Top of Supplied data

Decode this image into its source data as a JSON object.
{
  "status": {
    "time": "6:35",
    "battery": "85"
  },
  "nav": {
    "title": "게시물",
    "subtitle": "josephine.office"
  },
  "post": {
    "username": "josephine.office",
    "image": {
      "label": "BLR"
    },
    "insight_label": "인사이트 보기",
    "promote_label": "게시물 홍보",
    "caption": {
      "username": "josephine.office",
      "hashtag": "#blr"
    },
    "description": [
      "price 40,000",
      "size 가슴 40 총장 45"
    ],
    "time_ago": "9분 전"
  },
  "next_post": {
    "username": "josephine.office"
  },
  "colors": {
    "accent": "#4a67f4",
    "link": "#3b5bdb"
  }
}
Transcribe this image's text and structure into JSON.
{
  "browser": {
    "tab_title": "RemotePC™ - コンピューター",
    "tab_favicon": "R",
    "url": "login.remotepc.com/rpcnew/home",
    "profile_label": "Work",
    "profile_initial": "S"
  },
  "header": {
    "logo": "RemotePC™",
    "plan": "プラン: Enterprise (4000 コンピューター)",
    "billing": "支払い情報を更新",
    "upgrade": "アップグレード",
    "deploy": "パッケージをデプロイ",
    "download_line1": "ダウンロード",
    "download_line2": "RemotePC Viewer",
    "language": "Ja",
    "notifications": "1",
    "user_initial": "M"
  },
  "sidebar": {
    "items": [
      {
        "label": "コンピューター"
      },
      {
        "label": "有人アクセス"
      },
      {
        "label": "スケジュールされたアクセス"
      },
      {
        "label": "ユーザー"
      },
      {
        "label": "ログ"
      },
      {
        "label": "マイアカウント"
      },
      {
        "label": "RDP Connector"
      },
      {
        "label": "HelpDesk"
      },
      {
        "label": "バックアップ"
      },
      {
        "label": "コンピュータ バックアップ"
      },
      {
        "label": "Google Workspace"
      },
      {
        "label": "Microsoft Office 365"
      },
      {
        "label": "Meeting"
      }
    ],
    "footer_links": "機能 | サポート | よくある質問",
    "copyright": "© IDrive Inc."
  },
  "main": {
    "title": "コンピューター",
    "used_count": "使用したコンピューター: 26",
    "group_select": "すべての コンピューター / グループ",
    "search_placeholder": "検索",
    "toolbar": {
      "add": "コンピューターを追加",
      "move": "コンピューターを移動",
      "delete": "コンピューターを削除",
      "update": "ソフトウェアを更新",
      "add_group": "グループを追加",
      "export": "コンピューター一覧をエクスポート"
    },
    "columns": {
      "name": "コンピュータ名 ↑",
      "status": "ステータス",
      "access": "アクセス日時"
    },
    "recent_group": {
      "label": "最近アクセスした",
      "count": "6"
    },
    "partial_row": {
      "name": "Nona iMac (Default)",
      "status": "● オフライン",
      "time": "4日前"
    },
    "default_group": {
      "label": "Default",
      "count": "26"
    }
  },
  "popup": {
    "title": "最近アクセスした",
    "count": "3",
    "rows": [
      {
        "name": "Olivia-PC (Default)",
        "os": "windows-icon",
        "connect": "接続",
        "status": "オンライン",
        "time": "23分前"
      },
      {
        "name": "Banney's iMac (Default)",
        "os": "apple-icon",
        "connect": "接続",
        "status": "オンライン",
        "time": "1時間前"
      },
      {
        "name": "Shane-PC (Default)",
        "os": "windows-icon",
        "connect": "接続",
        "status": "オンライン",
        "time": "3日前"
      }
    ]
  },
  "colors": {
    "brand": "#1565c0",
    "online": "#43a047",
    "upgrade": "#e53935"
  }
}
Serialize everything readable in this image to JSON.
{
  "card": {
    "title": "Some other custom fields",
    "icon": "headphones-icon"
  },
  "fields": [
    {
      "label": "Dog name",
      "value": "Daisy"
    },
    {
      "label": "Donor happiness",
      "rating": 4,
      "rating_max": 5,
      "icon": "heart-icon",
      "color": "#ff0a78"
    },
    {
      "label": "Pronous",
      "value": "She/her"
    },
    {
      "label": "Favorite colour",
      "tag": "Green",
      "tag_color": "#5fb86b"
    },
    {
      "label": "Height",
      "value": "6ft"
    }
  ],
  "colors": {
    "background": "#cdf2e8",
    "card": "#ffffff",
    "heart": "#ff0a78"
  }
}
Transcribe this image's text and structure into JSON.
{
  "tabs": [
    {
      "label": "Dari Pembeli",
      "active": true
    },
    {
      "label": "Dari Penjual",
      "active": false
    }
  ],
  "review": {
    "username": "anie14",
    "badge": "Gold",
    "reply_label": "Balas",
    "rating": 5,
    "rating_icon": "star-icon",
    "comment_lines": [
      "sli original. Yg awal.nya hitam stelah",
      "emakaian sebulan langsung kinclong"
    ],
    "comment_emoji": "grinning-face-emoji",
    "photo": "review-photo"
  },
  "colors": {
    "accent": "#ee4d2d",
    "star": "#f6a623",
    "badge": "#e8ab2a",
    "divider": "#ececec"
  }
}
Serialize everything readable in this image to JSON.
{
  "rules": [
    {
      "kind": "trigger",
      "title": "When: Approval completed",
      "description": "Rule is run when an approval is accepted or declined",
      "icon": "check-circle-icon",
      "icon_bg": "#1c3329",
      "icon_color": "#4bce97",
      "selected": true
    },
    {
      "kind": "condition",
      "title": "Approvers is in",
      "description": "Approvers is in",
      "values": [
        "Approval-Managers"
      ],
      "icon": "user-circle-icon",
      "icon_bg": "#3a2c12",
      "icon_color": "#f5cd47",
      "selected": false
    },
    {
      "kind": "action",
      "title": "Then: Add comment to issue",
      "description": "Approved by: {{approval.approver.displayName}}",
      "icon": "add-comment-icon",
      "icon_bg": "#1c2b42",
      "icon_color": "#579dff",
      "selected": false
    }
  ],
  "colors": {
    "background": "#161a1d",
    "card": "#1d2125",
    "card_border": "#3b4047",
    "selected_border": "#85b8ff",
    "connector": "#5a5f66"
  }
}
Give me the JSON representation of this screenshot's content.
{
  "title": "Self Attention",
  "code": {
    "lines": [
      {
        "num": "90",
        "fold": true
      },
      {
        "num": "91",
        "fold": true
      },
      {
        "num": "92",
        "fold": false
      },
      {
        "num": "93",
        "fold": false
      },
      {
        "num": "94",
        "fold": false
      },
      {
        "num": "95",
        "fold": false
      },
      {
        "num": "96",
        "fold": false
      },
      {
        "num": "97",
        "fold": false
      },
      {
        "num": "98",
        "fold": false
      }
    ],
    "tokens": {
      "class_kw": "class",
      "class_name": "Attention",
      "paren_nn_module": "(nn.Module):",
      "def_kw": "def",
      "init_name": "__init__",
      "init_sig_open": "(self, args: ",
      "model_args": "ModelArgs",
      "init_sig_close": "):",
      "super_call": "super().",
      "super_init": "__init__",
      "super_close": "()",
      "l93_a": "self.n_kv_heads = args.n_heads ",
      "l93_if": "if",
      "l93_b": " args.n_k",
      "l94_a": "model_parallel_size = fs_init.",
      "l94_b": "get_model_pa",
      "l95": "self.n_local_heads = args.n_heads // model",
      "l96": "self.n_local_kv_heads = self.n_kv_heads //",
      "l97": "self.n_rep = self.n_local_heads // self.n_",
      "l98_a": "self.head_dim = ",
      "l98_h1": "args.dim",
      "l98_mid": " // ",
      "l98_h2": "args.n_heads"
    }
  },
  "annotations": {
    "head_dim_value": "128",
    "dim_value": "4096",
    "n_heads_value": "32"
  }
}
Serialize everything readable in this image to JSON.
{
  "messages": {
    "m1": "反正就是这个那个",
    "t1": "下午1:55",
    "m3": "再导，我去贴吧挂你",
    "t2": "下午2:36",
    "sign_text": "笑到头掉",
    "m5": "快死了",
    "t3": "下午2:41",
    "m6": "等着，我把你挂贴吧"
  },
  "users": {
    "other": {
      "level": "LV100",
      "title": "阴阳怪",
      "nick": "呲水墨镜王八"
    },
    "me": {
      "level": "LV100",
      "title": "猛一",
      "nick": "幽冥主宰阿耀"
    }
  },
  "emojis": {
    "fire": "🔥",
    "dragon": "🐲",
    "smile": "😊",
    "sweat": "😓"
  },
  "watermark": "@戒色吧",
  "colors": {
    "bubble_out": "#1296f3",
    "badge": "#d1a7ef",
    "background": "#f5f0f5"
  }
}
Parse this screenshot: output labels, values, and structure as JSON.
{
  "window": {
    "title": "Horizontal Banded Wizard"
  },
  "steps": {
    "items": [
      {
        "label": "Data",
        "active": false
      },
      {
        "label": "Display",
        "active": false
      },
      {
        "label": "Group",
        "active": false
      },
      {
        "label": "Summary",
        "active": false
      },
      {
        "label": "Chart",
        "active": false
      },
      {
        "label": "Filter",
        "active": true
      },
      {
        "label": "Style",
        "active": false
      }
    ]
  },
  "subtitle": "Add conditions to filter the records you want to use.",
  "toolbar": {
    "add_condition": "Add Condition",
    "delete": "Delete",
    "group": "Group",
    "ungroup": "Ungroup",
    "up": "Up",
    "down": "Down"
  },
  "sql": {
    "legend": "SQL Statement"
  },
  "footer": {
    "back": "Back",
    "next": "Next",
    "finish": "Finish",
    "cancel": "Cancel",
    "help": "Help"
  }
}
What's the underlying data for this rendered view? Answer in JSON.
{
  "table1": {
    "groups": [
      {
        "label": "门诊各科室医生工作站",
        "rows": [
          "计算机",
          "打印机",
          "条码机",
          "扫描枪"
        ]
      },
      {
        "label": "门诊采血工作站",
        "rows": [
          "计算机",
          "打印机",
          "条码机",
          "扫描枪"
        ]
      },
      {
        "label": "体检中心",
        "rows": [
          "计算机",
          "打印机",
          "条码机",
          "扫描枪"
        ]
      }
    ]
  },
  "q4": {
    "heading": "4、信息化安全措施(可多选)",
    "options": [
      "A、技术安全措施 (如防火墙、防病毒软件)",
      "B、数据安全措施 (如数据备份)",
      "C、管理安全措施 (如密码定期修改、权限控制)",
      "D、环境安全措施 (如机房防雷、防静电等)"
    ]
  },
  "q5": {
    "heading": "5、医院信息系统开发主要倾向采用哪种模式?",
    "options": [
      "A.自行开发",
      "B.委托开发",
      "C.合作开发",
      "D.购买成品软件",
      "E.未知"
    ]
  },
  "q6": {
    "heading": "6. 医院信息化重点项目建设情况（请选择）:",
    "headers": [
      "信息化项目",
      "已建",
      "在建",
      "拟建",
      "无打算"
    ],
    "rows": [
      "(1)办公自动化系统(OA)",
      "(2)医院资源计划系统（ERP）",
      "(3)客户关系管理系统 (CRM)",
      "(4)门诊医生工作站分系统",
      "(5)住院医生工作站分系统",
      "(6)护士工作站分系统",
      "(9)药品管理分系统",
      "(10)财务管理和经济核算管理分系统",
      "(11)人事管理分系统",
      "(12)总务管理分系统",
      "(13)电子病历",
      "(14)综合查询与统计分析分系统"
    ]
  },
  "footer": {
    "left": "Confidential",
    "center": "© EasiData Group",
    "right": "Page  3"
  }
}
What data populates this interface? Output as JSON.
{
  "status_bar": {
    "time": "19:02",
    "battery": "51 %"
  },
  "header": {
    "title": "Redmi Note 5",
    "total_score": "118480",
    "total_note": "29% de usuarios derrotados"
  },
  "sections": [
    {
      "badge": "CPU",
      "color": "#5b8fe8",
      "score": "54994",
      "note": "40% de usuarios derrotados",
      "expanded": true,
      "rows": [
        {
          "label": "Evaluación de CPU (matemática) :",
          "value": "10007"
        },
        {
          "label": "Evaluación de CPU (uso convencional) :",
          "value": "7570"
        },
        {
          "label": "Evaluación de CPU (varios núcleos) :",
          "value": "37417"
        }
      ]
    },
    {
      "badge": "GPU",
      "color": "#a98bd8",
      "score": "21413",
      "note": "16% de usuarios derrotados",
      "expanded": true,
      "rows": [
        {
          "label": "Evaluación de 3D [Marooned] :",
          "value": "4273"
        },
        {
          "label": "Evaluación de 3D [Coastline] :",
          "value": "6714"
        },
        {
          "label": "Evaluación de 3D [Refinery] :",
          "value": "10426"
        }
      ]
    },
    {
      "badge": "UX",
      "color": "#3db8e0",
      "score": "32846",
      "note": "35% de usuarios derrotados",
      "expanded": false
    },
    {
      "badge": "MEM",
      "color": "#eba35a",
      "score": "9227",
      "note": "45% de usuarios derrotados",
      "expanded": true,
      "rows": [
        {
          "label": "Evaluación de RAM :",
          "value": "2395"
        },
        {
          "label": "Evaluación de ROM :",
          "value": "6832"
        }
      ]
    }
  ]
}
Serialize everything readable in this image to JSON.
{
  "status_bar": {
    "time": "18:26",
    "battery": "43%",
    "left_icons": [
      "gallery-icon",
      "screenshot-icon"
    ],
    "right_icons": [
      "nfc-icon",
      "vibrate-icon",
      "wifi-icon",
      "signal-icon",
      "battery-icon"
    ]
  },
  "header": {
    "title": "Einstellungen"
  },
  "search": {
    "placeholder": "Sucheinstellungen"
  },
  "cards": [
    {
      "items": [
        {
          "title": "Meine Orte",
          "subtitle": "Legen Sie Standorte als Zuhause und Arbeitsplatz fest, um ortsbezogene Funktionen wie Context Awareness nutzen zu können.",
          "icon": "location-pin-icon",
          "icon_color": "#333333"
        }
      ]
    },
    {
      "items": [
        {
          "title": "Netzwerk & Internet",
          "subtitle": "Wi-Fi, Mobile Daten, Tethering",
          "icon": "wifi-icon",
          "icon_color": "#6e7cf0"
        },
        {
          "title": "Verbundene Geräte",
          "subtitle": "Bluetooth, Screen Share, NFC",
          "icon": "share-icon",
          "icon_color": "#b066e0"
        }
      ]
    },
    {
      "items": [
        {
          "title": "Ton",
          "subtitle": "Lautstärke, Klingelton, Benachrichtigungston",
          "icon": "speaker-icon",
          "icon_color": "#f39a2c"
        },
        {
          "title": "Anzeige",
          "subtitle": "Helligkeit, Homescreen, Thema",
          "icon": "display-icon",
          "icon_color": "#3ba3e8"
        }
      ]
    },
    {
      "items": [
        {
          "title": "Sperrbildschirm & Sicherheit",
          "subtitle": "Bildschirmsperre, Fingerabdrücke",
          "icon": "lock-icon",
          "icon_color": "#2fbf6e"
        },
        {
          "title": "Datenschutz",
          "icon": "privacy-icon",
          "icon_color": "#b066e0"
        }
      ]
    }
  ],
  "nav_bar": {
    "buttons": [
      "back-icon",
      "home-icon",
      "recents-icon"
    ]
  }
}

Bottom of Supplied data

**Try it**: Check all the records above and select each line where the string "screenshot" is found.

**Task output**:
Give me the JSON representation of this screenshot's content.
Parse this screenshot: output labels, values, and structure as JSON.
      "screenshot-icon"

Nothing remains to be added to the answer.